Multiple Sclerosis: Exercise with Comfort and Safety - dummies

Multiple Sclerosis: Exercise with Comfort and Safety

By Rosalind Kalb, Barbara Giesser, Kathleen Costello

Whether you have multiple sclerosis or not, the goal of exercise is to feel and function better. But for those who do have MS, the familiar “no pain, no gain” philosophy doesn’t apply — there’s no need to push yourself to the limit. Here are some tips to help you be comfortable and safe while getting the greatest possible benefit out of your physical activities:

  • Try to plan your exercise during peak energy times. There’s no point in starting when you’re already exhausted. If you begin to exercise and quickly get very tired, take a short break. Sometimes it only takes a few minutes to feel ready to go again.

  • Take a few minutes to warm up before (and cool down after) any vigorous activity. For instance, it’s a good idea to drink a glass of cold water or juice before you start to help keep your body temperature down. And loosen up your joints with gentle stretches or rotations to avoid strain.

    After you finish exercising, gently stretch out the muscles you’ve been using to avoid cramping and stiffness, and take another drink to cool yourself off.

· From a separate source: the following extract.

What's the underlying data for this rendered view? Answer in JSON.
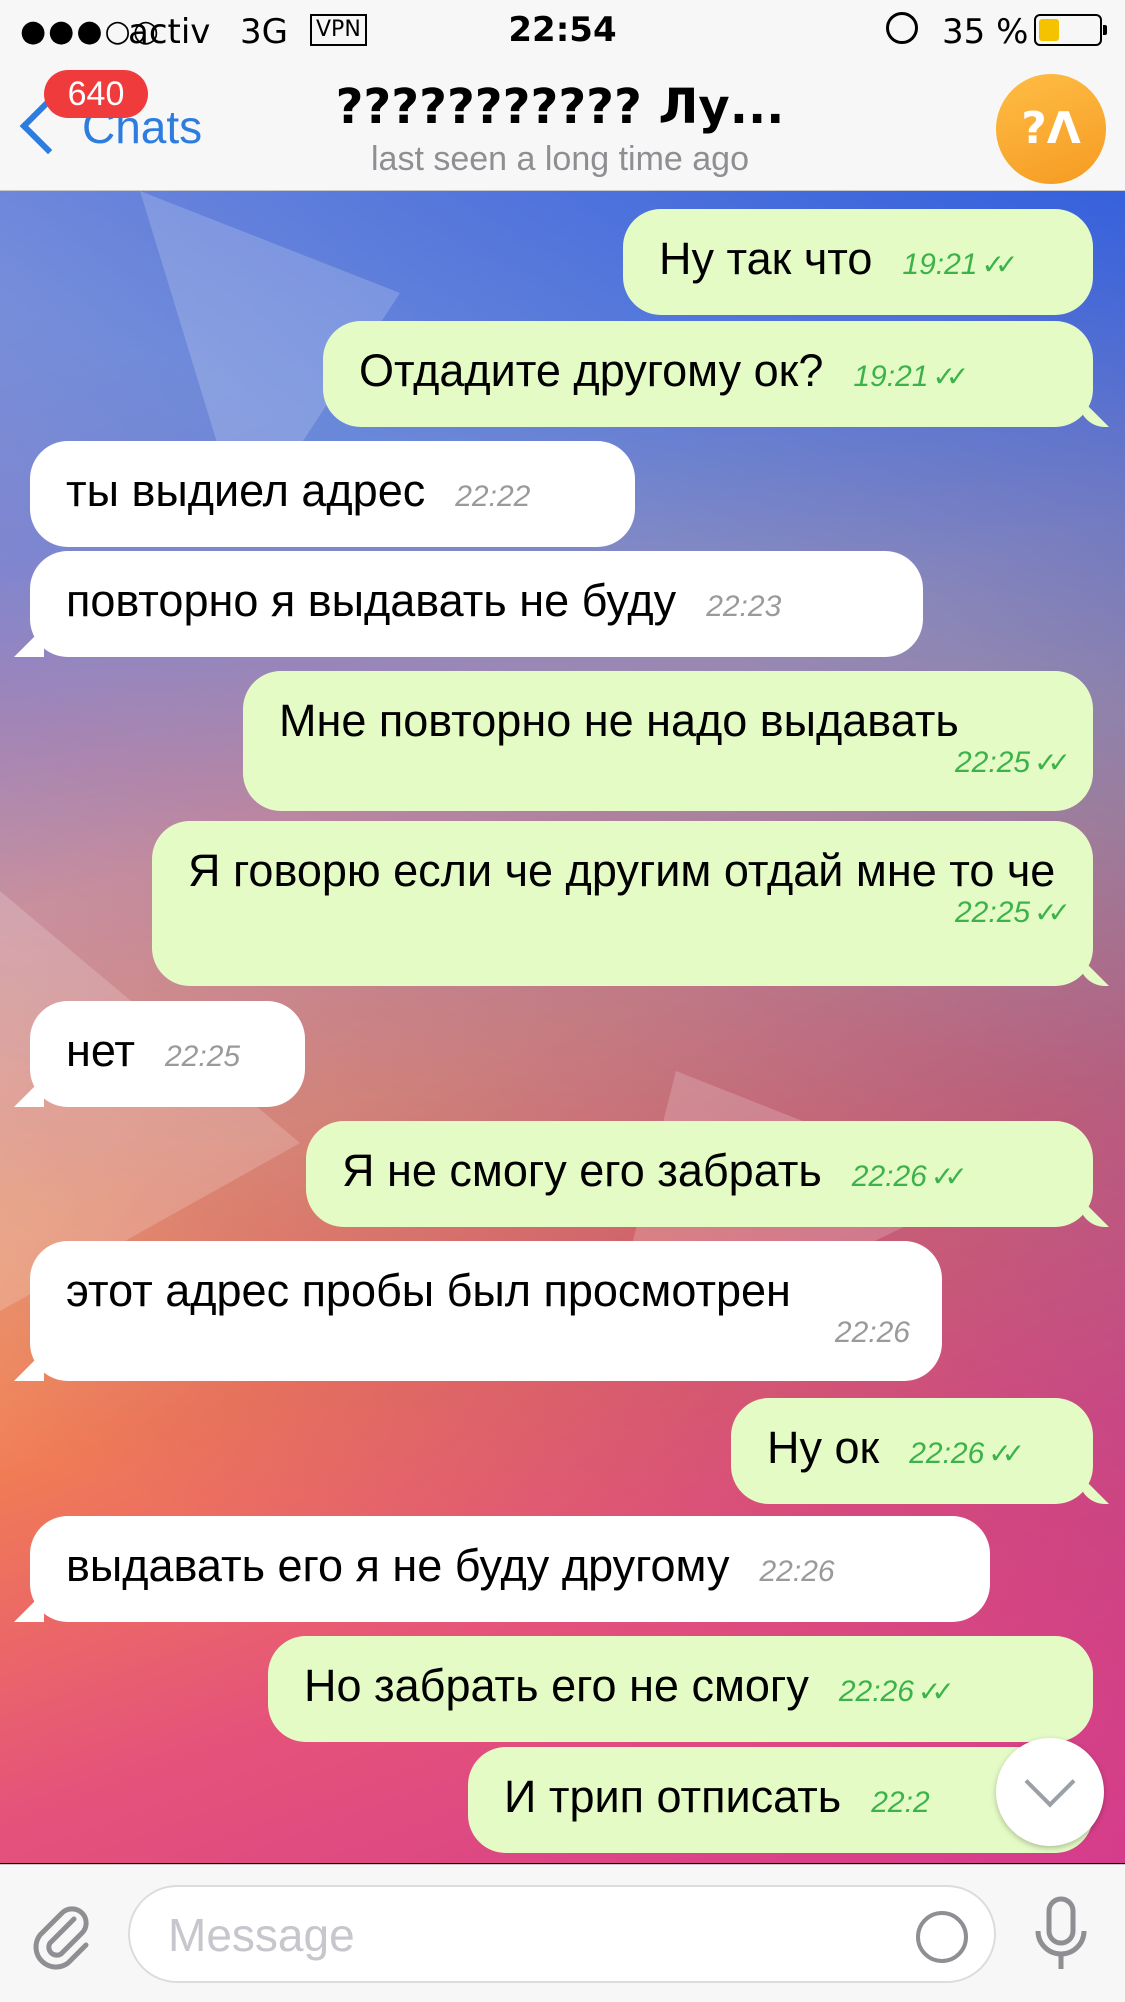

  • Don’t push yourself beyond your limits. It’s much healthier and more effective to get moderate exercise on a regular basis than to push yourself to exhaustion once and then be too worn out to do anything for the rest of the week.

    And if you’re having an MS relapse or fighting off a cold or the flu, give yourself a break from your exercise routine and come back to it when you’re feeling like yourself again.

  • Exercise in a cool environment. Even a slight elevation in your core body temperature — as little as half a degree — can cause your symptoms to act up. These little flare-ups, which are called pseudoexacerbations, are nothing to worry about; they’ll disappear after your body has cooled down again.

    If your MS is particularly sensitive to the heat, you can protect yourself by sipping cold water during your workout, wearing a commercially available cooling garment, such as a vest, bandanna, or headband, and staying close to a fan or air conditioner.

  • If you’re balance-challenged, be sure to stand near a wall or chair when you exercise, or ask someone to spot you. If you don’t feel sure-footed enough to balance standing up, your physical therapist can recommend exercises for you to do while seated on a chair or mat.

  • Watch out for slippery floors in exercise facilities and around pools. So that you don’t slip and fall, it’s a good idea to wear non-skid shoes any time you’re going to be maneuvering on a wet floor.

  • Before engaging the services of a personal trainer, make sure that he or she has some experience with people with MS. Trainers who are unfamiliar with MS generally don’t understand the limitations imposed by MS fatigue or by muscles that have been weakened by lack of nerve conduction.

    Your physician or physical therapist can recommend an exercise regimen for you to do with your trainer. Be sure you work with your trainer to set realistic goals, given your level of ability.

For more information about exercise and MS, check out the National MS Society’s booklet, Exercise as Part of Everyday Life, online or by calling (800) FIGHT-MS.